*** Begin section ***

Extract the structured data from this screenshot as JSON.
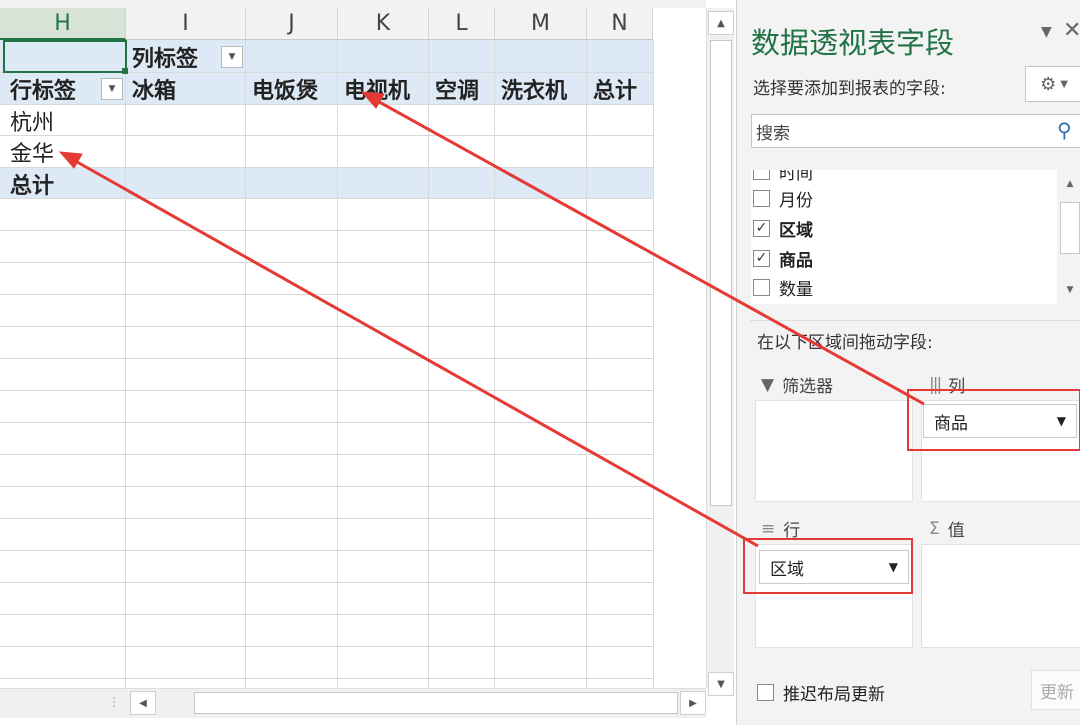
{
  "columns": [
    {
      "label": "H",
      "selected": true
    },
    {
      "label": "I",
      "selected": false
    },
    {
      "label": "J",
      "selected": false
    },
    {
      "label": "K",
      "selected": false
    },
    {
      "label": "L",
      "selected": false
    },
    {
      "label": "M",
      "selected": false
    },
    {
      "label": "N",
      "selected": false
    }
  ],
  "pivot": {
    "col_labels_caption": "列标签",
    "row_labels_caption": "行标签",
    "col_items": [
      "冰箱",
      "电饭煲",
      "电视机",
      "空调",
      "洗衣机",
      "总计"
    ],
    "row_items": [
      "杭州",
      "金华"
    ],
    "grand_total": "总计"
  },
  "panel": {
    "title": "数据透视表字段",
    "choose_fields": "选择要添加到报表的字段:",
    "search_placeholder": "搜索",
    "fields": [
      {
        "name": "时间",
        "checked": false,
        "bold": false
      },
      {
        "name": "月份",
        "checked": false,
        "bold": false
      },
      {
        "name": "区域",
        "checked": true,
        "bold": true
      },
      {
        "name": "商品",
        "checked": true,
        "bold": true
      },
      {
        "name": "数量",
        "checked": false,
        "bold": false
      }
    ],
    "drag_hint": "在以下区域间拖动字段:",
    "areas": {
      "filters": "筛选器",
      "columns": "列",
      "rows": "行",
      "values": "值"
    },
    "column_field": "商品",
    "row_field": "区域",
    "defer_label": "推迟布局更新",
    "update_label": "更新"
  },
  "colors": {
    "accent": "#217346",
    "highlight": "#e53935",
    "band": "#dde9f5"
  }
}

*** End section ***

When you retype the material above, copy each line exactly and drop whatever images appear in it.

Extract the structured data from this screenshot as JSON.
{
  "columns": [
    {
      "label": "H",
      "selected": true
    },
    {
      "label": "I",
      "selected": false
    },
    {
      "label": "J",
      "selected": false
    },
    {
      "label": "K",
      "selected": false
    },
    {
      "label": "L",
      "selected": false
    },
    {
      "label": "M",
      "selected": false
    },
    {
      "label": "N",
      "selected": false
    }
  ],
  "pivot": {
    "col_labels_caption": "列标签",
    "row_labels_caption": "行标签",
    "col_items": [
      "冰箱",
      "电饭煲",
      "电视机",
      "空调",
      "洗衣机",
      "总计"
    ],
    "row_items": [
      "杭州",
      "金华"
    ],
    "grand_total": "总计"
  },
  "panel": {
    "title": "数据透视表字段",
    "choose_fields": "选择要添加到报表的字段:",
    "search_placeholder": "搜索",
    "fields": [
      {
        "name": "时间",
        "checked": false,
        "bold": false
      },
      {
        "name": "月份",
        "checked": false,
        "bold": false
      },
      {
        "name": "区域",
        "checked": true,
        "bold": true
      },
      {
        "name": "商品",
        "checked": true,
        "bold": true
      },
      {
        "name": "数量",
        "checked": false,
        "bold": false
      }
    ],
    "drag_hint": "在以下区域间拖动字段:",
    "areas": {
      "filters": "筛选器",
      "columns": "列",
      "rows": "行",
      "values": "值"
    },
    "column_field": "商品",
    "row_field": "区域",
    "defer_label": "推迟布局更新",
    "update_label": "更新"
  },
  "colors": {
    "accent": "#217346",
    "highlight": "#e53935",
    "band": "#dde9f5"
  }
}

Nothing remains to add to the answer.